Just as much as I am compelled to claw through thrift stores looking for just the right quirky party dress, I feel a strong urge to venture into the world of weirdo gardening. So in my seed arsenal, alongside the faithful standbys, I’ve also got some gray and orange Kabocha squash seeds, a packet of stevia, and four kernels of Iroquois white corn. The corn is largely a symbolic planting, as corn really needs to be planted in larger plots in order to produce. Even I know that.
I’m also planning a medicine garden: chamomile, elecampane, hyssop, echinacea and calendula. I have a big wad of beeswax, coconut oil and some other stuff just waiting for herbs so they can turn into lotions and balms.
When I’m setting out plant starts, I’ll be saving space for a patch of lemongrass. Rumor has it, you can just take the stuff you get at the grocery store, snip off a bit from the end, stick ’em in a glass of water until they sprout, slap ’em into the garden, and bammo! Thai food for days. Folks in zones too cold for lemongrass can even grow it indoors, according to the little elves who live in the Internet.
My freak flag is also flying proudly above my new fruit trees. I’ve got young pomegranate and guava shrubs and my new favorite: a pineapple quince.
I look at it this way: Anyone can walk into the grocery store and grab a bag of Granny Smiths, but you can’t find Gravensteins or cider apples or quinces. When was the last time you tried quince syrup? Never, you say? And what the heck is a quince? Well, a quince may look like a very ugly, lumpy, hard apple, but it grows on a beautiful, fragrant tree, and when you slice and poach them with cinnamon stick and vanilla, the poached slices make a great pie, and the poaching liquid can be boiled down into an amazing pink syrup that goes great over a stack of pancakes or ice cream, or in a bourbon cocktail. Who knew?

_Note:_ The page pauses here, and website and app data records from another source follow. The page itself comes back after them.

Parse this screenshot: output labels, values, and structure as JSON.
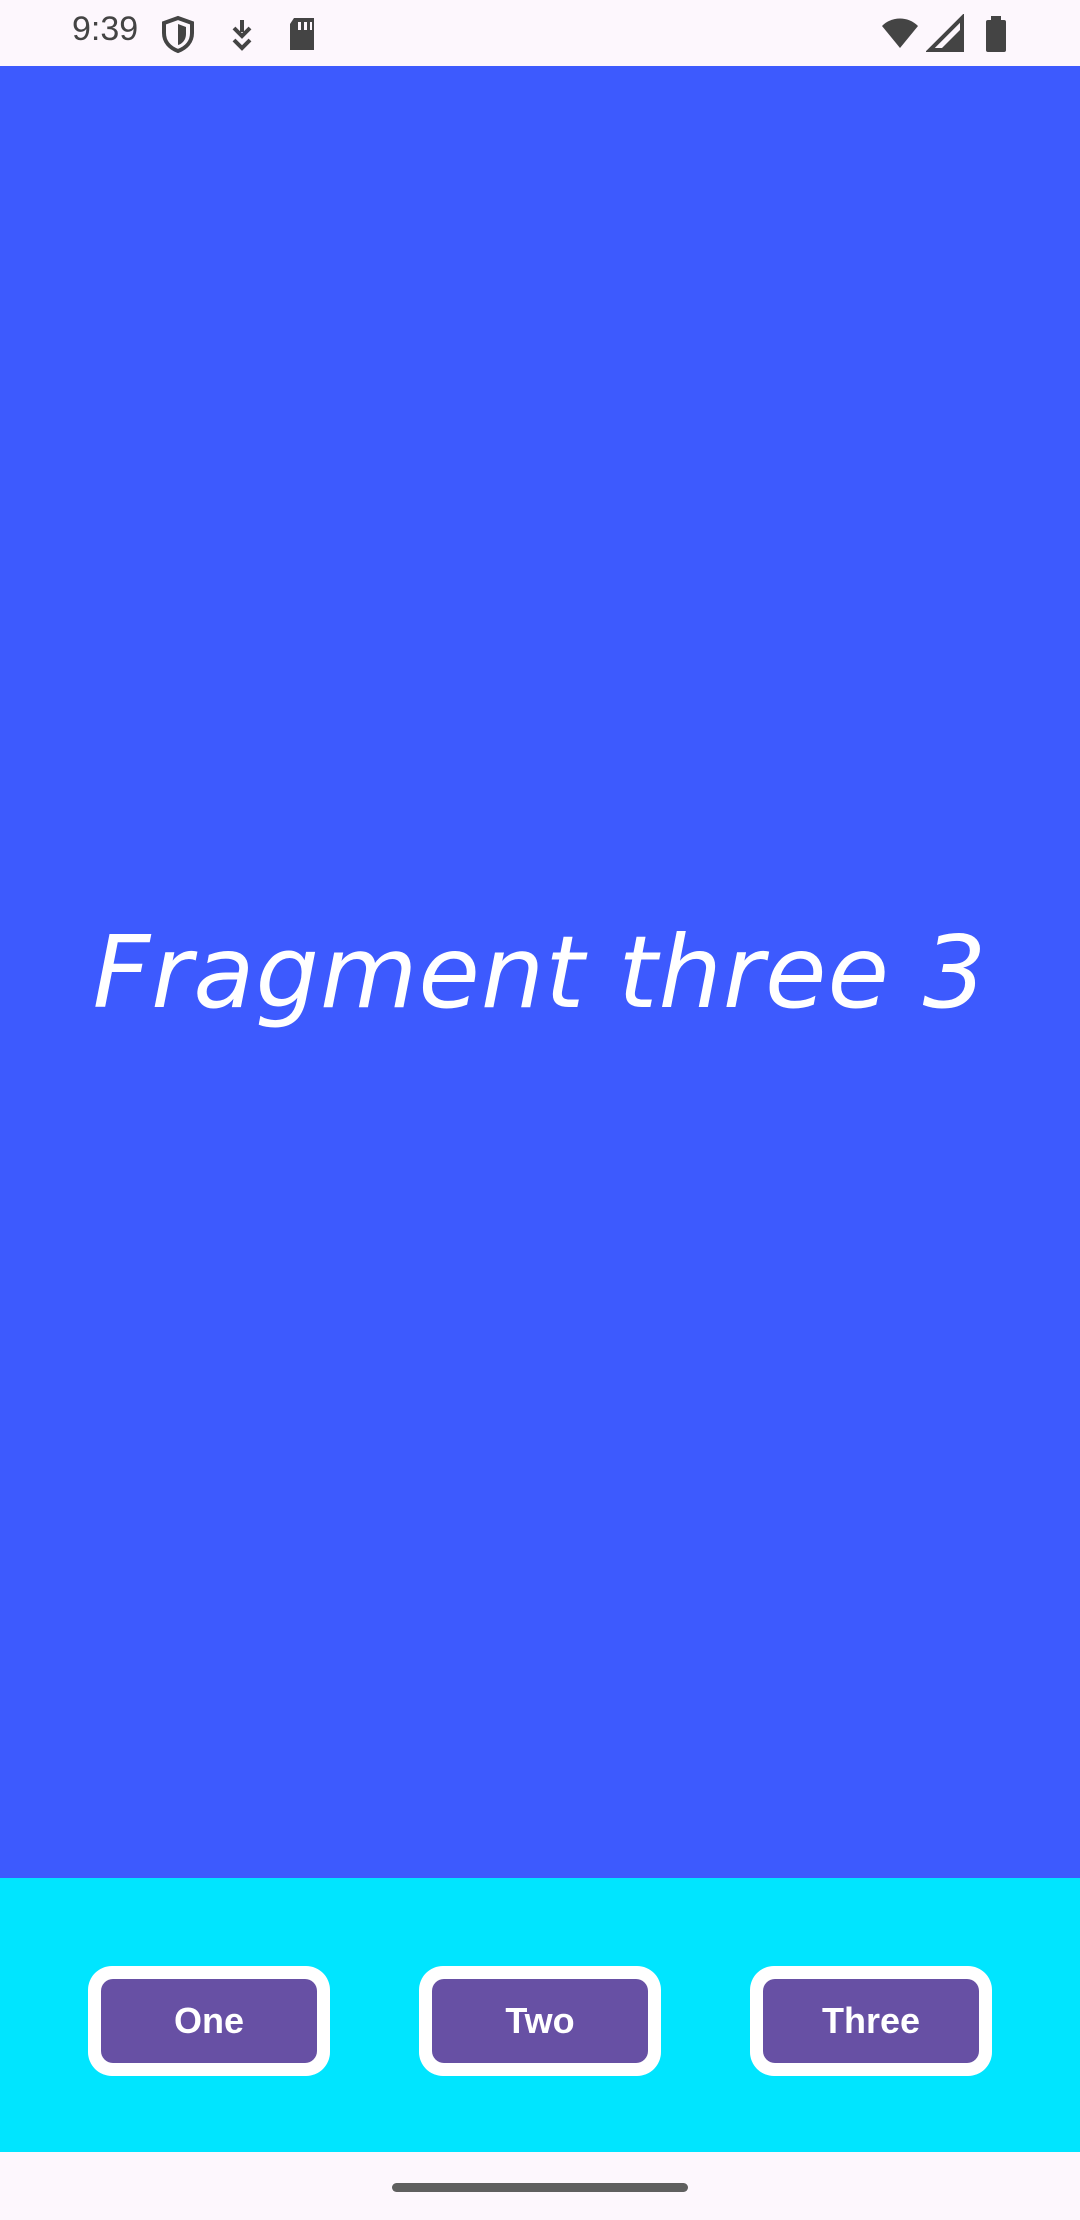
{
  "status_bar": {
    "time": "9:39",
    "icons": [
      "shield-icon",
      "download-icon",
      "sd-card-icon",
      "wifi-icon",
      "signal-icon",
      "battery-icon"
    ]
  },
  "fragment": {
    "text": "Fragment three 3",
    "background_color": "#3d5afe"
  },
  "buttons": {
    "one_label": "One",
    "two_label": "Two",
    "three_label": "Three",
    "bar_color": "#00e5ff",
    "button_color": "#6750a4"
  }
}
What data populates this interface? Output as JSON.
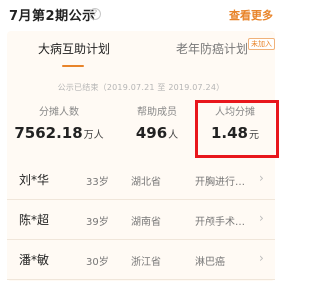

So this spring, I’m branching out (note the clever gardening pun). I’ll be looking for quirky heirloom varieties of Joe Average vegetables and fruits, and trying things I’ve never even heard of. Why plant plain lettuce when you can scatter a fistful of Red-Streaked Mizuna seeds? And while the good ol’ orange carrot is a dandy, how about a purple or white variety?
I fully expect some epic fails. But I figure if I hedge my bets, something is really gonna take off. Weirdo crops just might turn out to be cash crops, too. And maybe, just maybe, I’ll end up with that elusive ideal crop: delicious, unusual, desirable, expensive, and with the vigor of kudzu. Maybe it will even cover my expenses for all the experimental plants I will kill. We’ll see.